3) Expect more blockbuster superstar moves
If you don't like basketball and found this spring's heavy coverage of LeBron James' free agency annoying, get ready for more annoyance. Conversely, if you love the spectacle of free agent hopping get ready for more. This is because NBA players' contracts are specified in multi-year nominal dollar sums, while the minimum and maximum amount of total player spending required by the rules is specified as a fraction of the league's overall revenue. In other words, the new television contract means that teams both can and must dramatically increase their overall level of spending on players. But players who recently signed long-term deals won't and can't get raises until those deals expire.

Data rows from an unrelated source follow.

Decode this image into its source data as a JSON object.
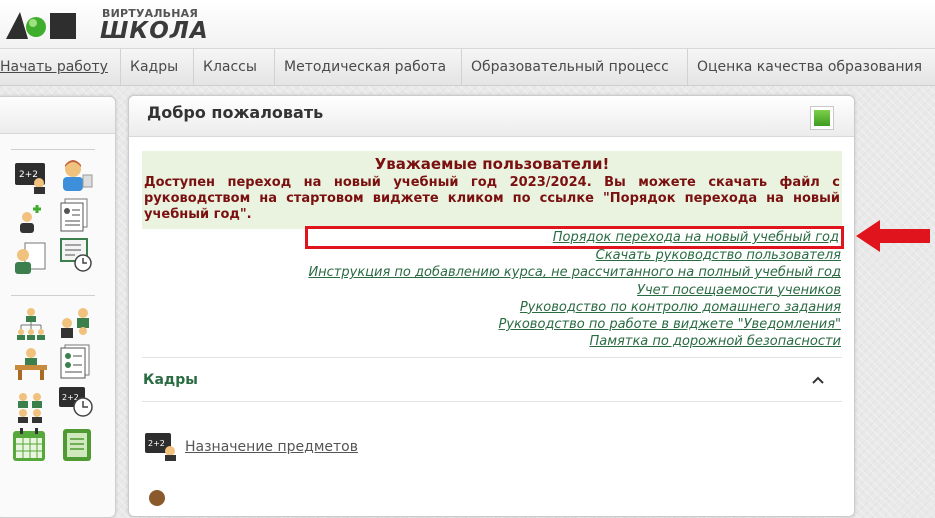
{
  "logo": {
    "top_text": "ВИРТУАЛЬНАЯ",
    "main_text": "ШКОЛА"
  },
  "nav": {
    "items": [
      "Начать работу",
      "Кадры",
      "Классы",
      "Методическая работа",
      "Образовательный процесс",
      "Оценка качества образования"
    ]
  },
  "sidebar": {
    "icons": [
      "blackboard-math-icon",
      "teacher-icon",
      "add-user-icon",
      "documents-icon",
      "user-doc-icon",
      "schedule-board-icon",
      "hierarchy-icon",
      "staff-transfer-icon",
      "desk-icon",
      "student-list-icon",
      "group-icon",
      "math-clock-icon",
      "calendar-icon",
      "green-notebook-icon"
    ]
  },
  "welcome": {
    "title": "Добро пожаловать",
    "notice_title": "Уважаемые пользователи!",
    "notice_body": "Доступен переход на новый учебный год 2023/2024. Вы можете скачать файл с руководством на стартовом виджете кликом по ссылке \"Порядок перехода на новый учебный год\".",
    "links": [
      "Порядок перехода на новый учебный год",
      "Скачать руководство пользователя",
      "Инструкция по добавлению курса, не рассчитанного на полный учебный год",
      "Учет посещаемости учеников",
      "Руководство по контролю домашнего задания",
      "Руководство по работе в виджете \"Уведомления\"",
      "Памятка по дорожной безопасности"
    ]
  },
  "kadry": {
    "title": "Кадры",
    "item": "Назначение предметов"
  },
  "colors": {
    "accent_green": "#2a6b42",
    "notice_text": "#7a1010",
    "notice_bg": "#eaf3df",
    "highlight_red": "#e0141c"
  }
}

That means there will be an enormous volume of money chasing star free agents in the first couple of years of the new deal's life. That's why James opted to choose a contract structure with the Cleveland Cavaliers that will let him opt-out after one year and demand a raise. And it means that Kevin Durant and other star free agents coming on the market soon will have unprecedented flexibility in terms of the number of teams capable of signing them. See Tom Ziller for more on the strictly basketball implications.

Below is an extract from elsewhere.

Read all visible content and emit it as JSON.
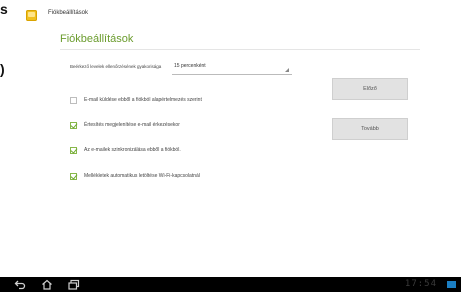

4) The internet regulation wars will only heat up
Live sports is the last man standing of the traditional television business model, but at some point it's essentially inevitable that the leagues themselves will disrupt it. Rather than selling broadcast rights to networks who then show games on cable television, leagues could simply stream video live to fans. The leagues could then collect advertising and subscription fees directly and cut out the middle man. Right now products that resemble this exist, but they're usually crippled with blackout rules and other restrictions designed to preserve the value of conventional television deals. The enormous sum of cash being offered the NBA underscores why leagues are more interested in preserving network relationships than in serving cord-cutting fans. But as demographic turnover continues, the business logic of disintermediation will only grow more compelling.
And when it does, the enormous sums of money at stake in live sports broadcasting are going to make the regulatory wars over network neutrality and related internet matters get even hotter. ISPs are not going to be excited about all that revenue passing from advertisers and fans directly into the hands of sports teams while they subsist on generic monthly subscriber fees. Current efforts to force Netflix to kick back some of its subscriber fees to home broadband infrastructure owners prefigure fights over even larger sums of money from sports teams and leagues when online streaming becomes the preferred means of sports watching.
5) Look for a niche sports boom
Fans of soccer, women's basketball, lacrosse, and other not-so-major American sports are probably in luck. The same basic logic that is pushing for a tripling in the value of NBA broadcasts should also increase the value of broadcast rights to less popular, less lucrative sports.
The difference is that current salaries are low enough in those sports that pumping more money into them could actually alter the quality of talent the relevant leagues are able to attract and maintain. That raises the prospect of a virtuous circle in which, say, Major League Soccer becomes more able to compete in the international market for soccer talent, which leads to improved quality of play, which leads to increased viewership, which supports further growth.